---------- INFORMATION ----------
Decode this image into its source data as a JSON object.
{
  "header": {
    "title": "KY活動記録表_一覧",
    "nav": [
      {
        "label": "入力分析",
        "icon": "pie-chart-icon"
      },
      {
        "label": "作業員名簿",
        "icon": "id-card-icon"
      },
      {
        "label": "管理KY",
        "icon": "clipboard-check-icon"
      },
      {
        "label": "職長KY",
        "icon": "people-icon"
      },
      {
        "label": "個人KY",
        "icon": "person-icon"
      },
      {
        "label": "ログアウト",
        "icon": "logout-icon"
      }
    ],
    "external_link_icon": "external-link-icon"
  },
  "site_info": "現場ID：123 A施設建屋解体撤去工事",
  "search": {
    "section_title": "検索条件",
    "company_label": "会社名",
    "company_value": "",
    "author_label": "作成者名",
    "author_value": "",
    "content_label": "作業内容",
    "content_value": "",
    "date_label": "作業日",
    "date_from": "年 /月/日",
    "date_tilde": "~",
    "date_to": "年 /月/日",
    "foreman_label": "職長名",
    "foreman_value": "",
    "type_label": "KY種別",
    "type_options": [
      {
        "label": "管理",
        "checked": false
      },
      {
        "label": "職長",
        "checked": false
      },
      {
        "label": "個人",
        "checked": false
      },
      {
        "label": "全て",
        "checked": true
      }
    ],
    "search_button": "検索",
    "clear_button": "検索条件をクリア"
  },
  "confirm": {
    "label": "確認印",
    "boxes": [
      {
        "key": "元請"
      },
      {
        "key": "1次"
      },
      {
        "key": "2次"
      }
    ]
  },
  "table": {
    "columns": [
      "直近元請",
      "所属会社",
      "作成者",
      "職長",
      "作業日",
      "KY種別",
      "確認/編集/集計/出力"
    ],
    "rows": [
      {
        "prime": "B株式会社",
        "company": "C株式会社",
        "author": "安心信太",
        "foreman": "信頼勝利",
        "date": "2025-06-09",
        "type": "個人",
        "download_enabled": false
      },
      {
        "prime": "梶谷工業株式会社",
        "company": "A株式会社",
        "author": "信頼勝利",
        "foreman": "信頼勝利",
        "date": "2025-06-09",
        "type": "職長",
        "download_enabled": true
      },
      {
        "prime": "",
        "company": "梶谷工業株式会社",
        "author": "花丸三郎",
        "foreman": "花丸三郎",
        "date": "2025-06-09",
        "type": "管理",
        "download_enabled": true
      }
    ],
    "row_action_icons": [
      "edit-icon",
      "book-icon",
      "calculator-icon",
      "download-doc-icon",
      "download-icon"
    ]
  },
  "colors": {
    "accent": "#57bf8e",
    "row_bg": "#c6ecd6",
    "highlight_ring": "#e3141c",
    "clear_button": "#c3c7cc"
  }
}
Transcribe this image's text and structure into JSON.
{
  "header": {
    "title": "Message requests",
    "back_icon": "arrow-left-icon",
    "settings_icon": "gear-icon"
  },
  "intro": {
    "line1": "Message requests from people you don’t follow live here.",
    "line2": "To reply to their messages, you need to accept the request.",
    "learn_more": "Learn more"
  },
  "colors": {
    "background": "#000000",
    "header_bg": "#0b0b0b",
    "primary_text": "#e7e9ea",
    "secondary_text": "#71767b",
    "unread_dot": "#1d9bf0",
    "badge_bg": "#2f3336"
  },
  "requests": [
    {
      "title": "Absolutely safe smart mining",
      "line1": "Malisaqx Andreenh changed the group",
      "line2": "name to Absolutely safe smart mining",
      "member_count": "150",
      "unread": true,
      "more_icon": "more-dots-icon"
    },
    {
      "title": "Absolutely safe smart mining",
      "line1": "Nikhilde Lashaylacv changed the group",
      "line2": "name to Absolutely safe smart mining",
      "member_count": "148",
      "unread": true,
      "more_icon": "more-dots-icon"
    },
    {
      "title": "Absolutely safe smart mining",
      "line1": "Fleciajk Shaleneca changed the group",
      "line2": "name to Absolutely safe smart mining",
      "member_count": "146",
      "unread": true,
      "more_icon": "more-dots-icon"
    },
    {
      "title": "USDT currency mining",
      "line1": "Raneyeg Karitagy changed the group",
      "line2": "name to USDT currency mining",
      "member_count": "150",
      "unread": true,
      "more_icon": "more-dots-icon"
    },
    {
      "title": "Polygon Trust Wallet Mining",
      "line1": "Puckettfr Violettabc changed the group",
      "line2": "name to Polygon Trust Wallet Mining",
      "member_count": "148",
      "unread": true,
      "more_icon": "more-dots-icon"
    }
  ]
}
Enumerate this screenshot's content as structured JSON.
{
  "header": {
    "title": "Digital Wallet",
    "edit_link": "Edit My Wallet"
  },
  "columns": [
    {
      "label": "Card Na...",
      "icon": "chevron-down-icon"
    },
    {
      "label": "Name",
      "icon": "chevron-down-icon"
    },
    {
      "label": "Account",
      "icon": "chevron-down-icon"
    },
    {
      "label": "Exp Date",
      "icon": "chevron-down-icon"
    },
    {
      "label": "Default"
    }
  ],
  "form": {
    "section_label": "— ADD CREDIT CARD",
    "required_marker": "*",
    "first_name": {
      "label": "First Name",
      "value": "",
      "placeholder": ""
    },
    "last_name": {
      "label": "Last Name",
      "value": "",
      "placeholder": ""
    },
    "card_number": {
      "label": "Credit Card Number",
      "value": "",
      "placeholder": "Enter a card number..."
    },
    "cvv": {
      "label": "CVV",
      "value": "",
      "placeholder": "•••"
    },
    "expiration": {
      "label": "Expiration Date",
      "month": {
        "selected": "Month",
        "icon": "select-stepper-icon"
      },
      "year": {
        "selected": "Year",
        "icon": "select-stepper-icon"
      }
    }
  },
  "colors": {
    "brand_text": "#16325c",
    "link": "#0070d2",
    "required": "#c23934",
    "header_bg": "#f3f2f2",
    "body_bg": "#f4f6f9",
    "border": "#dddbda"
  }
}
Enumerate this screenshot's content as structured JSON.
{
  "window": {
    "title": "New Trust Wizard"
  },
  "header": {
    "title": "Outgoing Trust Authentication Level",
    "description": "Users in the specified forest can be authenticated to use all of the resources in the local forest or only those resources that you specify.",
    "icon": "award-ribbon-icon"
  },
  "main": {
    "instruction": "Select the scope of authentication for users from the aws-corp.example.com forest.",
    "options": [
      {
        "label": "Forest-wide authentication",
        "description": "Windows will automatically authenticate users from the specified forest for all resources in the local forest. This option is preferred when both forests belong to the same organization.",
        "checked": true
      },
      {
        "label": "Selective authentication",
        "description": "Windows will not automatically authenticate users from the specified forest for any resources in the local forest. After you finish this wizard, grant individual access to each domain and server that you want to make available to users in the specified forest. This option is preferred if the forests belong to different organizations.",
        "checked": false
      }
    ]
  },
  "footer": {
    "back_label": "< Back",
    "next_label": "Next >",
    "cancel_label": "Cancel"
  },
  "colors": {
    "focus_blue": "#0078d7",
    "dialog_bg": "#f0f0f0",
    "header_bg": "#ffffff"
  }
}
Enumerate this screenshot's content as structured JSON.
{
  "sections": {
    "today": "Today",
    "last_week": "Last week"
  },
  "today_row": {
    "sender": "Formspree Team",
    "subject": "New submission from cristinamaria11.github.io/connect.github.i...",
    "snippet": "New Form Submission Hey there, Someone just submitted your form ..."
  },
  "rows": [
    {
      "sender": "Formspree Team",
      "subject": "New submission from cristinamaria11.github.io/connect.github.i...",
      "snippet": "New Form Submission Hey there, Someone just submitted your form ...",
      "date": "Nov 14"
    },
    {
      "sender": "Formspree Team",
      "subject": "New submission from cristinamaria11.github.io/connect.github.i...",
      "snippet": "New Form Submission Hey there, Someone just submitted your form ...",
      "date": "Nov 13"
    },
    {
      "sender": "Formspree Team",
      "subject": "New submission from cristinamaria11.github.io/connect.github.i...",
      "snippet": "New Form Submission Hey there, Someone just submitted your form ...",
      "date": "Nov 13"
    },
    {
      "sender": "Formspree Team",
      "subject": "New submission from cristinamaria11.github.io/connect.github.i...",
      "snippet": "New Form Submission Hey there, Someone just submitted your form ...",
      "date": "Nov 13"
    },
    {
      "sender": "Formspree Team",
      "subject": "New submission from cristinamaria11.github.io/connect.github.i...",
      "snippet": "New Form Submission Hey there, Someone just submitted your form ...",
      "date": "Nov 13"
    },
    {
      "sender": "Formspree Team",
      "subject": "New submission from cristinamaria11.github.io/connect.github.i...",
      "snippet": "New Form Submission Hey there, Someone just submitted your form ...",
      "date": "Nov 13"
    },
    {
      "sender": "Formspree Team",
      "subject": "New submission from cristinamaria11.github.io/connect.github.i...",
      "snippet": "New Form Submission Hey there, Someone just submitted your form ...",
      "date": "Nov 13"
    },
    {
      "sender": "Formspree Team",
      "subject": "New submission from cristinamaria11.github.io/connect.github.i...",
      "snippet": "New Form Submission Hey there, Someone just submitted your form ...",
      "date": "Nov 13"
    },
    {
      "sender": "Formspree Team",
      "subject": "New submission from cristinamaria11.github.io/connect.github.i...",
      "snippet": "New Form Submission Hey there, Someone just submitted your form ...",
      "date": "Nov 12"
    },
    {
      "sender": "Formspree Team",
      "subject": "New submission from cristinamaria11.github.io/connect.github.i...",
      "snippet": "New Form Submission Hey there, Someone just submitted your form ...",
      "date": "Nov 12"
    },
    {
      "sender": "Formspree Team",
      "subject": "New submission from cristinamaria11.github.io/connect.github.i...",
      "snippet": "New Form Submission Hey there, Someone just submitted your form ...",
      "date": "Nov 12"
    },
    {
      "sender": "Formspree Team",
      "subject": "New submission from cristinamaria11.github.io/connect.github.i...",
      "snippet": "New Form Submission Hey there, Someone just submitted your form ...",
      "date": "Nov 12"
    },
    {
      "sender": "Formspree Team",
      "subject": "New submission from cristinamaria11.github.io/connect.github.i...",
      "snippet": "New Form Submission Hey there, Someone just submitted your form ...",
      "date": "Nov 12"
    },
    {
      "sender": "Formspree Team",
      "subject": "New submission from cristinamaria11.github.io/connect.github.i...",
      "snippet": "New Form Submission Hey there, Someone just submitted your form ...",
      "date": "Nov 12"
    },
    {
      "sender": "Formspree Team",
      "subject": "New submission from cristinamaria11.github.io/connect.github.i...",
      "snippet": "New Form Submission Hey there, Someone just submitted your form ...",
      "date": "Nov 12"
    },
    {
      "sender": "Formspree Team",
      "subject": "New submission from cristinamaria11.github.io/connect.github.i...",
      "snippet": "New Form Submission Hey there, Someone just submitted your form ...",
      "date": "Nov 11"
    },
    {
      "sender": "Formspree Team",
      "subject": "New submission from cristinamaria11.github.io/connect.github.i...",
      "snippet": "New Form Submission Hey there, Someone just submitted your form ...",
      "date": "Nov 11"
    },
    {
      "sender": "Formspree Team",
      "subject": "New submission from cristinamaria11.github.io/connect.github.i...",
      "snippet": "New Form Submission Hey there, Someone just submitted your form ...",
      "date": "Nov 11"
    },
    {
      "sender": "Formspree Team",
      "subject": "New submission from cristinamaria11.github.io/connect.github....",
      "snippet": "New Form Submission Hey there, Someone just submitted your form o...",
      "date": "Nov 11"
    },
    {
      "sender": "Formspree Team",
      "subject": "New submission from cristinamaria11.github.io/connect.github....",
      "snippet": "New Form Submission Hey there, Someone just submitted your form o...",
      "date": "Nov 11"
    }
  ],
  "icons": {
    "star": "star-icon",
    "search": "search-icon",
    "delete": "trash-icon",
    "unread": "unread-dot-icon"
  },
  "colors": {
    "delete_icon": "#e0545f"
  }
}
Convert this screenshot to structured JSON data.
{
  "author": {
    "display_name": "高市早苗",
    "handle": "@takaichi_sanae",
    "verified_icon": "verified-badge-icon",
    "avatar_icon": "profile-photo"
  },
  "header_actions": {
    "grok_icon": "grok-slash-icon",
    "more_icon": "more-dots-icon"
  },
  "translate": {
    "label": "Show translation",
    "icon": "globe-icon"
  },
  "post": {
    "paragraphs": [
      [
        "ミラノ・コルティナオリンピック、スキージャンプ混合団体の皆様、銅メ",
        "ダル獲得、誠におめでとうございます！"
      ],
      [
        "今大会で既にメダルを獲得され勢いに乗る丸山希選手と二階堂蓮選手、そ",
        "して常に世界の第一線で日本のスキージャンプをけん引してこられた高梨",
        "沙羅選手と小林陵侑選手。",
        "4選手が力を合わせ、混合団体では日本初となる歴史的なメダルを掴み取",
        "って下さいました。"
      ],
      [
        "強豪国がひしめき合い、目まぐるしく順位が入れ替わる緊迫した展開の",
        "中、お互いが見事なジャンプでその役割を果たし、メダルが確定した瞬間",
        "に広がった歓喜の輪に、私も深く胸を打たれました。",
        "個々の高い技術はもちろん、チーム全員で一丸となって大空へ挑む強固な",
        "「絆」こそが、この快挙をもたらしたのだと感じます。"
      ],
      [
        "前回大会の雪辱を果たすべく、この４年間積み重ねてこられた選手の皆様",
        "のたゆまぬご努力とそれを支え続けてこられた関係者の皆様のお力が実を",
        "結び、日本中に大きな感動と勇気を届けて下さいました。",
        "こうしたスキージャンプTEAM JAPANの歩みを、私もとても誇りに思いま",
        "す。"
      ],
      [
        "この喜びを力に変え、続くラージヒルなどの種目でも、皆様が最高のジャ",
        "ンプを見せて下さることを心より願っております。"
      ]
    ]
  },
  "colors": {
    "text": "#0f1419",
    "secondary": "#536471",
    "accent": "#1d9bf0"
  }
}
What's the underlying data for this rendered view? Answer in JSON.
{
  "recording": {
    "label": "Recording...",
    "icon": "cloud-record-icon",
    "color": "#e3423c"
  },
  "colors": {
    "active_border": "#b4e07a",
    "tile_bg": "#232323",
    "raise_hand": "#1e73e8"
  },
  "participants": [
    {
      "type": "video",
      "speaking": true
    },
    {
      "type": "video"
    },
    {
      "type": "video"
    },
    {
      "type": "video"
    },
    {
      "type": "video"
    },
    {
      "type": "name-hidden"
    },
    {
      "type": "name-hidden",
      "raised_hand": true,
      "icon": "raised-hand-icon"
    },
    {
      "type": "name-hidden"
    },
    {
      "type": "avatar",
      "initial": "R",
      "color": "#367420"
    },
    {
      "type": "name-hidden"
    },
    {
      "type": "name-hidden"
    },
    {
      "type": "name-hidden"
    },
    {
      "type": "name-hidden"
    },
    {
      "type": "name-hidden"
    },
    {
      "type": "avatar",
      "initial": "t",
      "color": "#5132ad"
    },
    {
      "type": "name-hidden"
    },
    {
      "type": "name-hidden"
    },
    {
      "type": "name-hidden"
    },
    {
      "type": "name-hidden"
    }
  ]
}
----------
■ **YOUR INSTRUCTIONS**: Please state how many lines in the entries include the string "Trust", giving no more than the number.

■ **ANSWER TO THIS TASK**: 4